**Directions**
Every record below should be repeated exactly, with the pictures left out.

*** Data provided

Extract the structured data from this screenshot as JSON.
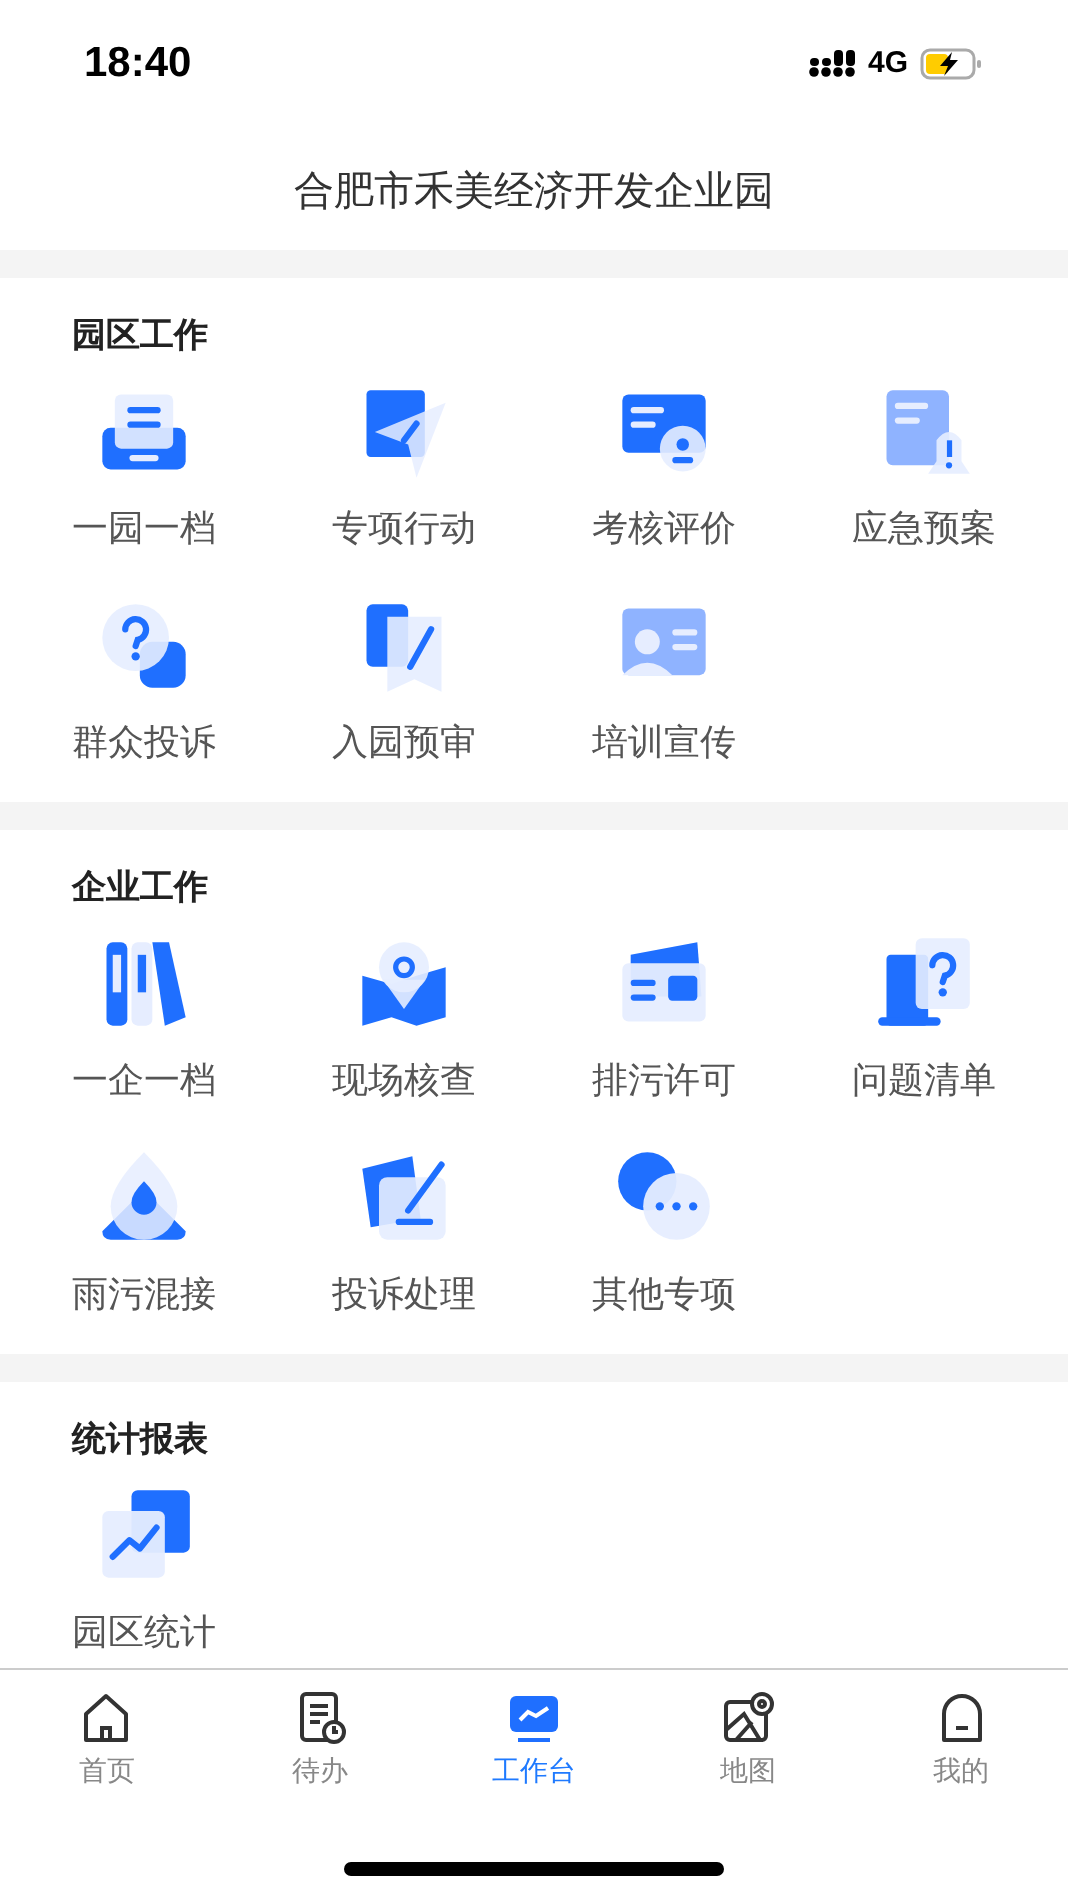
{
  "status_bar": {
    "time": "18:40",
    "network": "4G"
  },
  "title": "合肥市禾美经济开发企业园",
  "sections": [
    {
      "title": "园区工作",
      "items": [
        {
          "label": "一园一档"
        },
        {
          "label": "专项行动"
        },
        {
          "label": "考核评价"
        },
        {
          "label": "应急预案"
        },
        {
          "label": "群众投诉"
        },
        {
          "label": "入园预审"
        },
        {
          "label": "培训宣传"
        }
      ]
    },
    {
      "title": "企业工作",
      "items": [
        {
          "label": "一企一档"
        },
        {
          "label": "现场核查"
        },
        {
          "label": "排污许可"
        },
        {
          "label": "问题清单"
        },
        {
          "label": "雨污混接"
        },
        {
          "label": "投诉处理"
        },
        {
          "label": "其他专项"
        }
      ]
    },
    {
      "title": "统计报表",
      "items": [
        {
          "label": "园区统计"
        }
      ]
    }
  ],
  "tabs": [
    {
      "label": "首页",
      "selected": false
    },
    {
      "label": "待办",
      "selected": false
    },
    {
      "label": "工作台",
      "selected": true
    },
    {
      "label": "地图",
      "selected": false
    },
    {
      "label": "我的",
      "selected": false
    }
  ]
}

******

**Solved exercise**
Extract the structured data from this screenshot as JSON.
{
  "status_bar": {
    "time": "18:40",
    "network": "4G"
  },
  "title": "合肥市禾美经济开发企业园",
  "sections": [
    {
      "title": "园区工作",
      "items": [
        {
          "label": "一园一档"
        },
        {
          "label": "专项行动"
        },
        {
          "label": "考核评价"
        },
        {
          "label": "应急预案"
        },
        {
          "label": "群众投诉"
        },
        {
          "label": "入园预审"
        },
        {
          "label": "培训宣传"
        }
      ]
    },
    {
      "title": "企业工作",
      "items": [
        {
          "label": "一企一档"
        },
        {
          "label": "现场核查"
        },
        {
          "label": "排污许可"
        },
        {
          "label": "问题清单"
        },
        {
          "label": "雨污混接"
        },
        {
          "label": "投诉处理"
        },
        {
          "label": "其他专项"
        }
      ]
    },
    {
      "title": "统计报表",
      "items": [
        {
          "label": "园区统计"
        }
      ]
    }
  ],
  "tabs": [
    {
      "label": "首页",
      "selected": false
    },
    {
      "label": "待办",
      "selected": false
    },
    {
      "label": "工作台",
      "selected": true
    },
    {
      "label": "地图",
      "selected": false
    },
    {
      "label": "我的",
      "selected": false
    }
  ]
}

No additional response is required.